The problem: Each line below has to be output exactly, from first to last.

[Stored items]
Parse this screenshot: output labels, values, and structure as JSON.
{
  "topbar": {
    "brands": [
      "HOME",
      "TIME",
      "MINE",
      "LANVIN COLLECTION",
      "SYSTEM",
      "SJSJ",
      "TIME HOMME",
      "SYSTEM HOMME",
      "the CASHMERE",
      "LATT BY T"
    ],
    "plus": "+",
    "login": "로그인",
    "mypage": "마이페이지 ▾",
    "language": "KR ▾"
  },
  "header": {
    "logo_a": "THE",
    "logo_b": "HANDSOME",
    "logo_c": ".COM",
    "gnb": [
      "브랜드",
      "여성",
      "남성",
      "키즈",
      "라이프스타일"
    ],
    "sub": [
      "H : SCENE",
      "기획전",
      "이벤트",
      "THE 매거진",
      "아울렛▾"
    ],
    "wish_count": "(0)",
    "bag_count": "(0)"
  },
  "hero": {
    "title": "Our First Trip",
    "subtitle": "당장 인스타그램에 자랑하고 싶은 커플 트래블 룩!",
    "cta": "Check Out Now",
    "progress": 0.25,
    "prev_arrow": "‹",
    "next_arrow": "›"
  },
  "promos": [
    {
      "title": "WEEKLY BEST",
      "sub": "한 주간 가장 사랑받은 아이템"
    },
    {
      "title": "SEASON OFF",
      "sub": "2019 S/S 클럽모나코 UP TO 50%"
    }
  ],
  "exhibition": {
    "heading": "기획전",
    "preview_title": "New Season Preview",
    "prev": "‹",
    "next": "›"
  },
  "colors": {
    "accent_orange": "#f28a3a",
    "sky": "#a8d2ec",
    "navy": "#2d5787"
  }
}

Exercise result:
Parse this screenshot: output labels, values, and structure as JSON.
{
  "topbar": {
    "brands": [
      "HOME",
      "TIME",
      "MINE",
      "LANVIN COLLECTION",
      "SYSTEM",
      "SJSJ",
      "TIME HOMME",
      "SYSTEM HOMME",
      "the CASHMERE",
      "LATT BY T"
    ],
    "plus": "+",
    "login": "로그인",
    "mypage": "마이페이지 ▾",
    "language": "KR ▾"
  },
  "header": {
    "logo_a": "THE",
    "logo_b": "HANDSOME",
    "logo_c": ".COM",
    "gnb": [
      "브랜드",
      "여성",
      "남성",
      "키즈",
      "라이프스타일"
    ],
    "sub": [
      "H : SCENE",
      "기획전",
      "이벤트",
      "THE 매거진",
      "아울렛▾"
    ],
    "wish_count": "(0)",
    "bag_count": "(0)"
  },
  "hero": {
    "title": "Our First Trip",
    "subtitle": "당장 인스타그램에 자랑하고 싶은 커플 트래블 룩!",
    "cta": "Check Out Now",
    "progress": 0.25,
    "prev_arrow": "‹",
    "next_arrow": "›"
  },
  "promos": [
    {
      "title": "WEEKLY BEST",
      "sub": "한 주간 가장 사랑받은 아이템"
    },
    {
      "title": "SEASON OFF",
      "sub": "2019 S/S 클럽모나코 UP TO 50%"
    }
  ],
  "exhibition": {
    "heading": "기획전",
    "preview_title": "New Season Preview",
    "prev": "‹",
    "next": "›"
  },
  "colors": {
    "accent_orange": "#f28a3a",
    "sky": "#a8d2ec",
    "navy": "#2d5787"
  }
}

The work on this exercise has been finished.